The rate of increases in healthcare benefits costs slowed dramatically in 1994, a new survey shows.
But to employers who have battled rising benefits costs for several years, the slowdown could be just a temporary respite from sticker shock.
According to Towers Perrin, the New York-based benefits consulting firm, 1994 marks the most dramatic slowdown in healthcare cost increases since the firm began tracking annual cost changes five years ago.
This year's survey results, obtained in advance by MODERN HEALTHCARE, will be released this week. A total of 202 companies, mostly large Fortune 1000 companies, participated in the survey.
For active employees in traditional indemnity plans, PPOs and point-of-service plans, health benefits costs rose just 6% in 1994. The survey found a 5% increase for workers in HMOs and 6% for dental plans. Towers Perrin said the increases are about half as large as those reported last year.
And it's the first time in years that healthcare costs have remained in step with the annual increase in medical prices, the consulting firm said. From January 1993 to January 1994, the medical component of the Consumer Price Index rose 5.4%. The overall CPI rose 2.7% in 1993.
The survey also measured rates of increase in retiree benefits. For active employees and retirees 65 and older, the average increase dropped into the single digits.
For example, the survey found an average increase of 9% for retirees with family coverage through an indemnity or other non-HMO plan. That's a loss of four percentage points from last year. HMO coverage costs rose 5%.
Richard Ostuw, a principal and chief actuary, said the restraint in cost growth is partly due to cyclical economic factors and intensifying competition in healthcare. But he said it remains to be seen if the trend will continue. "Today's low growth rate is somewhat below average for the past 20 years. We may be reaching a point in the cycle where the rate of increase begins to accelerate once again."

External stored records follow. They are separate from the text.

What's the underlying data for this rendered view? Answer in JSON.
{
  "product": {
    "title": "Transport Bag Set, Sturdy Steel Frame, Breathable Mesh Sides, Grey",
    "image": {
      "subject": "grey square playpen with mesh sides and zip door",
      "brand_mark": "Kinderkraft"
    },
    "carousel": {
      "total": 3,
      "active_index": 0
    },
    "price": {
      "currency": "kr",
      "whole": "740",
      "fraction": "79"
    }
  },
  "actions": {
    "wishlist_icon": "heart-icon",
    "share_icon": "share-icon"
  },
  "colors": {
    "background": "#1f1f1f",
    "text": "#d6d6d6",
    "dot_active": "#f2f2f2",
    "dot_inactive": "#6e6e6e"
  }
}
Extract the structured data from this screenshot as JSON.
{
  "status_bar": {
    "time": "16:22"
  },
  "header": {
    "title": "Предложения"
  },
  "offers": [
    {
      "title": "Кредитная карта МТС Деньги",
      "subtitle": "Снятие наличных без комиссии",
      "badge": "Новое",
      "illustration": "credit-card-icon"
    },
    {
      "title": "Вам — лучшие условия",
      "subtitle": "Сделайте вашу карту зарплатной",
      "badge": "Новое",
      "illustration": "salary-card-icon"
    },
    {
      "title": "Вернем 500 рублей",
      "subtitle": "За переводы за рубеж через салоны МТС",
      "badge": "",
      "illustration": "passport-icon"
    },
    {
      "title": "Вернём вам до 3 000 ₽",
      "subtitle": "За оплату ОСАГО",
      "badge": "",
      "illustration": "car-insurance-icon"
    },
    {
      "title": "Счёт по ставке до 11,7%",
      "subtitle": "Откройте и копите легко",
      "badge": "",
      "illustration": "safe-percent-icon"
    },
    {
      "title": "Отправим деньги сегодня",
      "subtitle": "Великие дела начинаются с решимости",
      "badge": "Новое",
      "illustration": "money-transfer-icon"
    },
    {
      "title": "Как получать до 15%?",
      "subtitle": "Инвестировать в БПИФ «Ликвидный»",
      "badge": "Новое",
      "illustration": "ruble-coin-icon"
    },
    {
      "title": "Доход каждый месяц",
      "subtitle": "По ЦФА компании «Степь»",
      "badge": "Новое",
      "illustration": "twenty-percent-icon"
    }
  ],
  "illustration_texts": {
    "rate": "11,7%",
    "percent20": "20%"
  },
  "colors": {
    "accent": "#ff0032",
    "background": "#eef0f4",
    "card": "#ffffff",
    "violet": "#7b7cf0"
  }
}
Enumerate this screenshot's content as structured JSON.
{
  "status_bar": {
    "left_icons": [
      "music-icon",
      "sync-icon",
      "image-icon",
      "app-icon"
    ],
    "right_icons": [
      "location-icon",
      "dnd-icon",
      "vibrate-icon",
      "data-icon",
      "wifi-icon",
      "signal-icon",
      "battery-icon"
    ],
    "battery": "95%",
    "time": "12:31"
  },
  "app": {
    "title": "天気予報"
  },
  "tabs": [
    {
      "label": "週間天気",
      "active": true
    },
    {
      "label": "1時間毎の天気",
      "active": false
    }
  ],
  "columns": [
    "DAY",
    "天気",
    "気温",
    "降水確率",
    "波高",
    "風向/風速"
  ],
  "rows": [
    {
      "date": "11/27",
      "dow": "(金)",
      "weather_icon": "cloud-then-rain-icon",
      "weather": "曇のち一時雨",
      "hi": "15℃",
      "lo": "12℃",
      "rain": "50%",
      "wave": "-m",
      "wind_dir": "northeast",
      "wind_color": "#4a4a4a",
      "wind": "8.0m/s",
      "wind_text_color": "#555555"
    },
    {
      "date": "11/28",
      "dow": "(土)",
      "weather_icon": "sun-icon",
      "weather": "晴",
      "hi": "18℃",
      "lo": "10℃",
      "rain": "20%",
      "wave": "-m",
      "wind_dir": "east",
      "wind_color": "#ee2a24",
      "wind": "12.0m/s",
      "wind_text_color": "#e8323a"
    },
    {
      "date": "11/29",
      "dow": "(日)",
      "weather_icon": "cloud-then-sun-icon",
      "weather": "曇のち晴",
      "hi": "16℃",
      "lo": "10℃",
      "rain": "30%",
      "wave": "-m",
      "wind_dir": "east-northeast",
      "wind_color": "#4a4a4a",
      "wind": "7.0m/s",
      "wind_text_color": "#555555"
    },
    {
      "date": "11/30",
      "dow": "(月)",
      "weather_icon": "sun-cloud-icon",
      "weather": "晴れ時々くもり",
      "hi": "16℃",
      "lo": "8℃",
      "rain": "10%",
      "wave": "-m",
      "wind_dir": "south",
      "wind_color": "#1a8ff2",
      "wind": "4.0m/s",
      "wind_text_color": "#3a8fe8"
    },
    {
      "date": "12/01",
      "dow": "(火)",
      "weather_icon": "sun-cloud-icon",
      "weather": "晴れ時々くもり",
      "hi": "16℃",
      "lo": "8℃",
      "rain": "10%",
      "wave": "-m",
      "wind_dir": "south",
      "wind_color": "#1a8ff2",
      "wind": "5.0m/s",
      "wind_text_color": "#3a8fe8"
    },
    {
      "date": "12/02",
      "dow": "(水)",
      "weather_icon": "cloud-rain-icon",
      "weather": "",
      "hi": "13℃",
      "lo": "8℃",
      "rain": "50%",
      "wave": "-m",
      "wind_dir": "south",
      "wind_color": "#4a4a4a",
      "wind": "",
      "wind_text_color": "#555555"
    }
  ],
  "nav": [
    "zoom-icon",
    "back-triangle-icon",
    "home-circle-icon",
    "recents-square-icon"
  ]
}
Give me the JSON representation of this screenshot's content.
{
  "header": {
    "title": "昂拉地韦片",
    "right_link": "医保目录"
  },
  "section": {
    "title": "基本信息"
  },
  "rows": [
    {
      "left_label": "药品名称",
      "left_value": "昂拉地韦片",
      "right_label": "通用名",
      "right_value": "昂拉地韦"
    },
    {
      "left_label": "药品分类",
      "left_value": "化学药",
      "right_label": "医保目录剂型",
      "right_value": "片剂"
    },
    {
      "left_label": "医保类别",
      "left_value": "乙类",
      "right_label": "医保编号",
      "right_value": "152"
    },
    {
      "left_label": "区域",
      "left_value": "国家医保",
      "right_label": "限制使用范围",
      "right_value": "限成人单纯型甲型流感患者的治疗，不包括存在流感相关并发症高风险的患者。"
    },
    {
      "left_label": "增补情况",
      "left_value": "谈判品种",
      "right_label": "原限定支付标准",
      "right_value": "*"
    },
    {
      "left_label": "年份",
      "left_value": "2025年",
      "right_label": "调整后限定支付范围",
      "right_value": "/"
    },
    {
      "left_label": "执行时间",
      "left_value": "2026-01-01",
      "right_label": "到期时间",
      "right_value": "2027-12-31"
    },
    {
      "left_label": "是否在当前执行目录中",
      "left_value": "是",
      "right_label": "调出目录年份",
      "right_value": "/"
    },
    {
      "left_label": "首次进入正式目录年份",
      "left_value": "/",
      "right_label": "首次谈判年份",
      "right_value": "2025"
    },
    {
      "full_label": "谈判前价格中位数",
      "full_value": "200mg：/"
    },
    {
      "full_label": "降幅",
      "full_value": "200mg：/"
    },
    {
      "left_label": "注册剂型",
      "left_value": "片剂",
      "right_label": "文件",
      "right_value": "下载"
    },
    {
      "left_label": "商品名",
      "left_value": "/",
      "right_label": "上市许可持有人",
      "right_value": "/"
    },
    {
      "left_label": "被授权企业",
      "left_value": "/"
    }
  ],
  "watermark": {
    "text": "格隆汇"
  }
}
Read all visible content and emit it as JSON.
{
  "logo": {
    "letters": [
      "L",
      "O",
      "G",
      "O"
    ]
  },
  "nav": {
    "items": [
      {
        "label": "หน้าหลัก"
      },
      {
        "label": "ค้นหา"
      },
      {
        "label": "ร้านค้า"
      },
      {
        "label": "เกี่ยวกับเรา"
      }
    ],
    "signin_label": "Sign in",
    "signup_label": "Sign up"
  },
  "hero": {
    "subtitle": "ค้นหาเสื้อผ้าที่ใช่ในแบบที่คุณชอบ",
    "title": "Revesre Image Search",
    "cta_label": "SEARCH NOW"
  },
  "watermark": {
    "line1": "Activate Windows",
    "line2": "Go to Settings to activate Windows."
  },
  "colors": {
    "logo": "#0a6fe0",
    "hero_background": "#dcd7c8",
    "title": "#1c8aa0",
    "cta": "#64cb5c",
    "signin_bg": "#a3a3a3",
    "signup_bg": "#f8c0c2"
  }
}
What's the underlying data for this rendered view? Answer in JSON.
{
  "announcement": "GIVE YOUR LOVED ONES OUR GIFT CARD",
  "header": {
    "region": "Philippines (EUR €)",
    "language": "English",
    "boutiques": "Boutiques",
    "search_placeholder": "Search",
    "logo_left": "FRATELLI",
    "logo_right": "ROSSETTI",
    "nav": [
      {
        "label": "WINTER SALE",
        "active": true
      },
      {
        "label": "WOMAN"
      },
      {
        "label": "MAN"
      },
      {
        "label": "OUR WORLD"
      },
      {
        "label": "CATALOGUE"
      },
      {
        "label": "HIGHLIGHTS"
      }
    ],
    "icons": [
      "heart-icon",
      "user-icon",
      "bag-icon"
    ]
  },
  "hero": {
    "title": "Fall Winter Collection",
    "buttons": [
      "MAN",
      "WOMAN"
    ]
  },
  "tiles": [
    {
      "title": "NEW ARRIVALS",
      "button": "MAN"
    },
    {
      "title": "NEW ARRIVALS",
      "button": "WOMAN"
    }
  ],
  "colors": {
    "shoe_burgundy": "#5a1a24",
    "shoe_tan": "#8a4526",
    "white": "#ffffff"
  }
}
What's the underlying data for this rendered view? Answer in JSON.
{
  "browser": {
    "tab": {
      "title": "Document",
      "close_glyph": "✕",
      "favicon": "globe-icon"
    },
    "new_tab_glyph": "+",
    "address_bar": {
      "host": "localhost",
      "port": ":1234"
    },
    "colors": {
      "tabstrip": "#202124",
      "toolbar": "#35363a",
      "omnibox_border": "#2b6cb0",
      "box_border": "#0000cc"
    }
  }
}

In another study, researchers concluded that the slower growth in healthcare expenditures during the early months of this year was attributable to the recession several years ago, not providers' fears of national healthcare reform.
The study was released last week by the Philadelphia office of Milliman & Robertson, the national actuarial and consulting firm. In developing a model to predict healthcare spending growth, the firm said it found a historic three- to four-year lag between declines in real income growth caused by recessions and smaller increases in healthcare spending.